| WHAT IS NEEDED |
Examine each line of the listing below. Copy those in which the string "title" appears.

| RECORDS TO PROCESS |
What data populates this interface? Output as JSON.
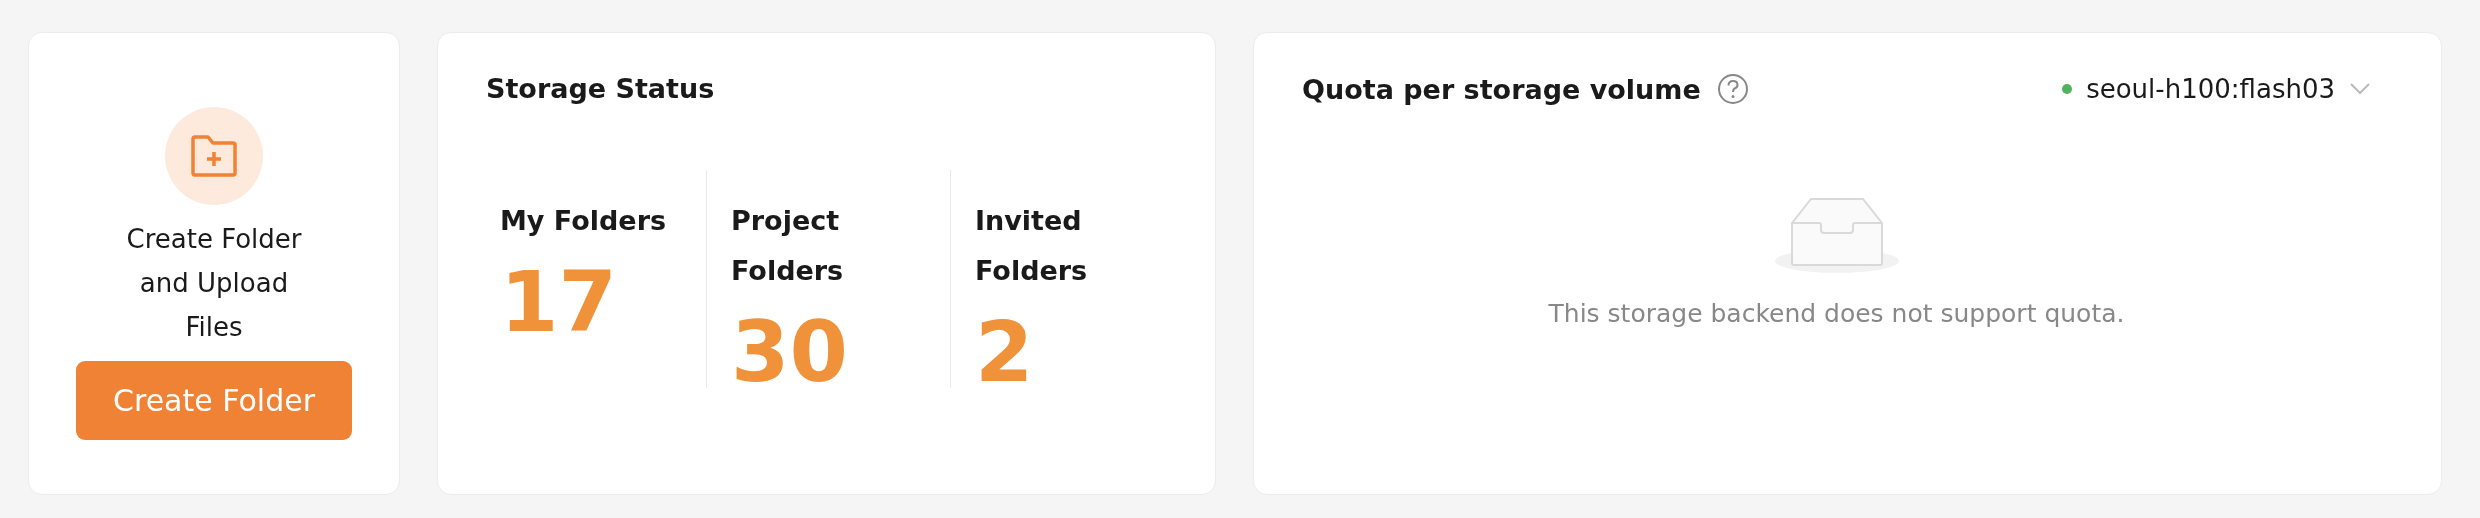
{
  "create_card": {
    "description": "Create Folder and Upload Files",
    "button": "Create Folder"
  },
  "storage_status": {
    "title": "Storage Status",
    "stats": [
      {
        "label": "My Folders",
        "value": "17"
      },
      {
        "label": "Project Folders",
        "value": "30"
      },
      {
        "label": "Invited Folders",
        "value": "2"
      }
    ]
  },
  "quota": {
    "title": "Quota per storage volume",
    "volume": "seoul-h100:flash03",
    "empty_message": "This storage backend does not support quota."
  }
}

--

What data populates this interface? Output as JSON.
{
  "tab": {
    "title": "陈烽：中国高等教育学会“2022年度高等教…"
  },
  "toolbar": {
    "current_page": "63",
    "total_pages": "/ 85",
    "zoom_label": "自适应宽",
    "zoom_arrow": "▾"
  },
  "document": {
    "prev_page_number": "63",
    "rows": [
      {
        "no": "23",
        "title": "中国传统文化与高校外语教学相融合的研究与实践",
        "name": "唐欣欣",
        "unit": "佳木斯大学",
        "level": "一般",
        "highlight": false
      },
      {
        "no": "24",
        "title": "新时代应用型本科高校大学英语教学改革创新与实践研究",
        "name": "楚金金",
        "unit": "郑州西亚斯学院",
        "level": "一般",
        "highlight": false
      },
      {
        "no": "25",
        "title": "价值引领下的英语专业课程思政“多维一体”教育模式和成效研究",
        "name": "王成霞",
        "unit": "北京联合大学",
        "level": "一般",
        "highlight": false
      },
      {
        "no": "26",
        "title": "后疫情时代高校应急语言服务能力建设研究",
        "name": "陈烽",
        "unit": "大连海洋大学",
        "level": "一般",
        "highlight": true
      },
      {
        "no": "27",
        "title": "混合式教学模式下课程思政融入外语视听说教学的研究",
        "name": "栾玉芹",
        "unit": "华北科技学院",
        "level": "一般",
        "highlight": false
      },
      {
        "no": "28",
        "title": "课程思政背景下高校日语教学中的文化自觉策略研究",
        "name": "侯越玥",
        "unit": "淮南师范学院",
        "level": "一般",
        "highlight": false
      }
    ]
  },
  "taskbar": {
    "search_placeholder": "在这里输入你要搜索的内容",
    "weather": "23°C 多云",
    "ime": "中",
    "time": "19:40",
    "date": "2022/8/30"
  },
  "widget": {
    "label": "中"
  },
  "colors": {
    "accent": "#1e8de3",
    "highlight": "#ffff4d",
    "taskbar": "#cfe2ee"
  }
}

| SOLUTION |
    "title": "Storage Status",
    "title": "Quota per storage volume",
    "title": "陈烽：中国高等教育学会“2022年度高等教…"
        "title": "中国传统文化与高校外语教学相融合的研究与实践",
        "title": "新时代应用型本科高校大学英语教学改革创新与实践研究",
        "title": "价值引领下的英语专业课程思政“多维一体”教育模式和成效研究",
        "title": "后疫情时代高校应急语言服务能力建设研究",
        "title": "混合式教学模式下课程思政融入外语视听说教学的研究",
        "title": "课程思政背景下高校日语教学中的文化自觉策略研究",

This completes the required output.